This month, the audio cassette turns 50 years old. Despite being obsolete for nearly two decades, the audio cassette format lives on. Believe it or not, but the audio cassette is actually the common format for a lot of the Middle Eastern, Indian and Asian street or folk music because cassettes are so cheap to reproduce. All over the world, many people still own audio cassettes, even important ones with recordings of past voices from loved ones who are no longer with us. Over time, many people are investing time and money into preserving these recordings by converting and transferring their audio cassettes to CD, MP3, or other digital format.
Cassettes were originally invented for dictation, not high-fidelity music. And even with improvements over the years — better magnetic oxides, Dolby noise reduction, high-quality tape players — the medium was plagued by audio inconsistences, drop-outs and, for careless users, the dreaded tape snarl. (Get out your pencil and start spinning the spool — it’s going to be a long afternoon.) If you need help with a broken audio cassette or tape, check out our guide on how to repair an audio cassette.

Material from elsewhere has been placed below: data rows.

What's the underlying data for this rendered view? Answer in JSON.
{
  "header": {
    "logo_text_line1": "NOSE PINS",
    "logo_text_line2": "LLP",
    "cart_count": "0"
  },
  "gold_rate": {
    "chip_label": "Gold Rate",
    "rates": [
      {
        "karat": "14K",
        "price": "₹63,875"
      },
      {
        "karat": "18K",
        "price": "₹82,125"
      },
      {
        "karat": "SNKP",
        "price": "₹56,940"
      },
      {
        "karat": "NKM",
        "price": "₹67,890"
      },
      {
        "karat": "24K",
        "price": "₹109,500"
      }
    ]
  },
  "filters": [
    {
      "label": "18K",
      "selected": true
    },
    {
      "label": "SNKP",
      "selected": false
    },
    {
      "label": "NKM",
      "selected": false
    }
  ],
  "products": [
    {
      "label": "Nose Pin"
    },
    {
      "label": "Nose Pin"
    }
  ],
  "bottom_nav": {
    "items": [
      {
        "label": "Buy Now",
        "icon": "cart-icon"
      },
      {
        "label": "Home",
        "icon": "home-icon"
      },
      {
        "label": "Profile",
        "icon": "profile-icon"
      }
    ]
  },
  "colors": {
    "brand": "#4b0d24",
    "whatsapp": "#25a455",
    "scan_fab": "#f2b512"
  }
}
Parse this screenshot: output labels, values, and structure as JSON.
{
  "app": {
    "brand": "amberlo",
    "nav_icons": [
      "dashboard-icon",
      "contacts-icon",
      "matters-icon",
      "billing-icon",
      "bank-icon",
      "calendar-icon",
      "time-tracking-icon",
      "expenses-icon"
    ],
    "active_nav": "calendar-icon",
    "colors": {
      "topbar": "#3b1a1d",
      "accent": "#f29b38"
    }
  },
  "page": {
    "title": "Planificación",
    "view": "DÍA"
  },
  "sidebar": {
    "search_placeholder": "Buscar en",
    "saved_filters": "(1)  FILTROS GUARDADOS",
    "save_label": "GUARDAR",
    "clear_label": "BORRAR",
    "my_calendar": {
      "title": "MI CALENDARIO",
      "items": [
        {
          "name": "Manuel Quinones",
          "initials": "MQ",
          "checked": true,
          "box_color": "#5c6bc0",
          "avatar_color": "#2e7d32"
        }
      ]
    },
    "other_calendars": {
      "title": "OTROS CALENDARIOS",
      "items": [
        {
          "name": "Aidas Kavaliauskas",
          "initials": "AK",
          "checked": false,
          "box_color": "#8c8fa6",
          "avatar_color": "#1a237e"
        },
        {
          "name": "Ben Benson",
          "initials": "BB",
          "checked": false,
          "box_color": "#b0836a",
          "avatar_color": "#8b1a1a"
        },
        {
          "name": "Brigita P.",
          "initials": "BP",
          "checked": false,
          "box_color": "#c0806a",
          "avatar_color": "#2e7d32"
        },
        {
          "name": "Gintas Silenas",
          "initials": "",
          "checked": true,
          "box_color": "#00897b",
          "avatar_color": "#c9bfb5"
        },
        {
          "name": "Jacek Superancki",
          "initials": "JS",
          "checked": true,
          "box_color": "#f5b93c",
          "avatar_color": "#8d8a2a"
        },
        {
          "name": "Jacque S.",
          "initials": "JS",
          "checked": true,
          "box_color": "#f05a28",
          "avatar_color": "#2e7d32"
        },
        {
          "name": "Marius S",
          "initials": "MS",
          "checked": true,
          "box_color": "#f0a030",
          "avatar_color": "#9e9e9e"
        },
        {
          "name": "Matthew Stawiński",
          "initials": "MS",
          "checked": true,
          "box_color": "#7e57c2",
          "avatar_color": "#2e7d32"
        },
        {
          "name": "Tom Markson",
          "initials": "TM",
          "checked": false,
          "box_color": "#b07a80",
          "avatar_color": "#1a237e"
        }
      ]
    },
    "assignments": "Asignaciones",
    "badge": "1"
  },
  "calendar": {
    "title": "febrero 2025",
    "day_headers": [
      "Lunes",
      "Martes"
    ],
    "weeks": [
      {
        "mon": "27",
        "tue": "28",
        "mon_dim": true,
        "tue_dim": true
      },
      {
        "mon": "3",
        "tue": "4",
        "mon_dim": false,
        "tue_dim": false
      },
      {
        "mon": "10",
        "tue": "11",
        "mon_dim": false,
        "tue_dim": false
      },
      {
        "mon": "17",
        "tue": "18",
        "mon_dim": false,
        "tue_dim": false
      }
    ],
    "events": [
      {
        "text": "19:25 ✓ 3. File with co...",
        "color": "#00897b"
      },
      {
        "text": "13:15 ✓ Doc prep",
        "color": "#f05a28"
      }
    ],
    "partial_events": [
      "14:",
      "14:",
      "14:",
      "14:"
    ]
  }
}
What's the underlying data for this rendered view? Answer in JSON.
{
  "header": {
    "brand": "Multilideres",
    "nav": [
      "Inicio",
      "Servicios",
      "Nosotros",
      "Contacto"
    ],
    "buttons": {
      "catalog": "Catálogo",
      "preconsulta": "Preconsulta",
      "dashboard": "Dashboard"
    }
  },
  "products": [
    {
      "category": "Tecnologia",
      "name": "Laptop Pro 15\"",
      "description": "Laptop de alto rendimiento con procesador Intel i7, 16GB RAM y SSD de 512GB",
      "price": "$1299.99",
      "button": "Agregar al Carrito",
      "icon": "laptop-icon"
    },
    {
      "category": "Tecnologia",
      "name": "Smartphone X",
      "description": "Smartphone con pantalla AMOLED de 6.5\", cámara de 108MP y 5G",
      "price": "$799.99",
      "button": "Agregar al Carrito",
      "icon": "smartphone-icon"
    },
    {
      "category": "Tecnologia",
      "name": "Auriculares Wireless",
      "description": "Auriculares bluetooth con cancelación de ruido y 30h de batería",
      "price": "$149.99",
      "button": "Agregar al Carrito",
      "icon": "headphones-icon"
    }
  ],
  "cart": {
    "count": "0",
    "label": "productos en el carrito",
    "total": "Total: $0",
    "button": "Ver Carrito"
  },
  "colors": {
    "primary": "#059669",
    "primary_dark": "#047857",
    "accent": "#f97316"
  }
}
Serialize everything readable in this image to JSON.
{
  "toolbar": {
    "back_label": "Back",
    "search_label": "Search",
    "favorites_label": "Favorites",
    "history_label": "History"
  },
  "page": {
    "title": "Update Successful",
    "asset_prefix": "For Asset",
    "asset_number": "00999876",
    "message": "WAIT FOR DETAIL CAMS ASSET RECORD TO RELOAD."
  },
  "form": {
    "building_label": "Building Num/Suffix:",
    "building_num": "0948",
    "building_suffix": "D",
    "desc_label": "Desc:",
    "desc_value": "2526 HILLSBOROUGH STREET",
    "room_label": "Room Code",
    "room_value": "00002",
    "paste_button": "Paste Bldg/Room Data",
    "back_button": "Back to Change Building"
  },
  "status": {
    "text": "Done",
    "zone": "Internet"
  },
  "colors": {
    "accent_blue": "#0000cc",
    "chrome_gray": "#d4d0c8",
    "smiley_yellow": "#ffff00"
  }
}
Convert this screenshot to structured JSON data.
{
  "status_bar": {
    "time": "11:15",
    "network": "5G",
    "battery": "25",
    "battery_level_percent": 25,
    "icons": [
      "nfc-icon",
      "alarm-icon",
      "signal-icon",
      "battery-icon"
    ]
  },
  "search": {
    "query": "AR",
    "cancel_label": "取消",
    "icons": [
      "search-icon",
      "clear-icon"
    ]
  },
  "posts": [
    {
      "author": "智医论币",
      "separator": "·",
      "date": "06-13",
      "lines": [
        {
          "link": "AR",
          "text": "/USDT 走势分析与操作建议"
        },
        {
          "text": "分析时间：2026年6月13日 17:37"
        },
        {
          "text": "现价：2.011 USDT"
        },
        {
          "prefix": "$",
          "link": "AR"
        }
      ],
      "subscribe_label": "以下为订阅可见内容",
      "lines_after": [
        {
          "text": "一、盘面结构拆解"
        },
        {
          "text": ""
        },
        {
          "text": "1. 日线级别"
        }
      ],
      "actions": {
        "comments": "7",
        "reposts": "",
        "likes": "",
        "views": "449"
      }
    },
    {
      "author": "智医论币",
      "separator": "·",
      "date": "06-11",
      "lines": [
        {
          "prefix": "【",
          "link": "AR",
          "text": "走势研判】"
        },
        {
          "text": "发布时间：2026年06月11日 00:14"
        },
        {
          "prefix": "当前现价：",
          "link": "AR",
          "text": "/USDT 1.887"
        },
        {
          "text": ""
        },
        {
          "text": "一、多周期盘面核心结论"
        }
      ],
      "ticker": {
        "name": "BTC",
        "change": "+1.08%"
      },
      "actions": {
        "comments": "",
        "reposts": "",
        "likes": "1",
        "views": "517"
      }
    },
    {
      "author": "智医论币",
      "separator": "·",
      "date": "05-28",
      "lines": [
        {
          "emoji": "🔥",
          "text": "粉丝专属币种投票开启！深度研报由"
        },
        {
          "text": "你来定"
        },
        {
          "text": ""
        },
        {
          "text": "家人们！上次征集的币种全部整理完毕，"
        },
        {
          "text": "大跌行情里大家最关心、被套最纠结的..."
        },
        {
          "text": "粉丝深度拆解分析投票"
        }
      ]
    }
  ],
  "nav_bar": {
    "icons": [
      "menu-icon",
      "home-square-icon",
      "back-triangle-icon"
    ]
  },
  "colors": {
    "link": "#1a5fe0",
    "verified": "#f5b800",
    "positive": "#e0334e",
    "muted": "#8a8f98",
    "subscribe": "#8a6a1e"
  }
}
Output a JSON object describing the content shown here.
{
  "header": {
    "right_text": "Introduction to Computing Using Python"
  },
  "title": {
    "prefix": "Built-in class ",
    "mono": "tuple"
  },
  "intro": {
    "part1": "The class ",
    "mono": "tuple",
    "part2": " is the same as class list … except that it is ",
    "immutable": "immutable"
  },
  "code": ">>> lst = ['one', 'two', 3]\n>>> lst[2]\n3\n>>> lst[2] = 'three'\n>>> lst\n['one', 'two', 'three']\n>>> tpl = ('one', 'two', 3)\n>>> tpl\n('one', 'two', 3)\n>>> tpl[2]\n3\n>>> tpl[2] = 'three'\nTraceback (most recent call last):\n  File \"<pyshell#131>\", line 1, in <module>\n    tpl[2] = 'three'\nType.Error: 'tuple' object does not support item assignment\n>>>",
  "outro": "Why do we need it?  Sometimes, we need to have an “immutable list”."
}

Companies who invested in cassette technology continue to be useful today. It’s not just audio, either! One Philips technology, Magnotech, involves a medical diagnostic device that takes a small blood sample and, through magnetic nanoparticles, can determine markers, which is pretty fascinating stuff.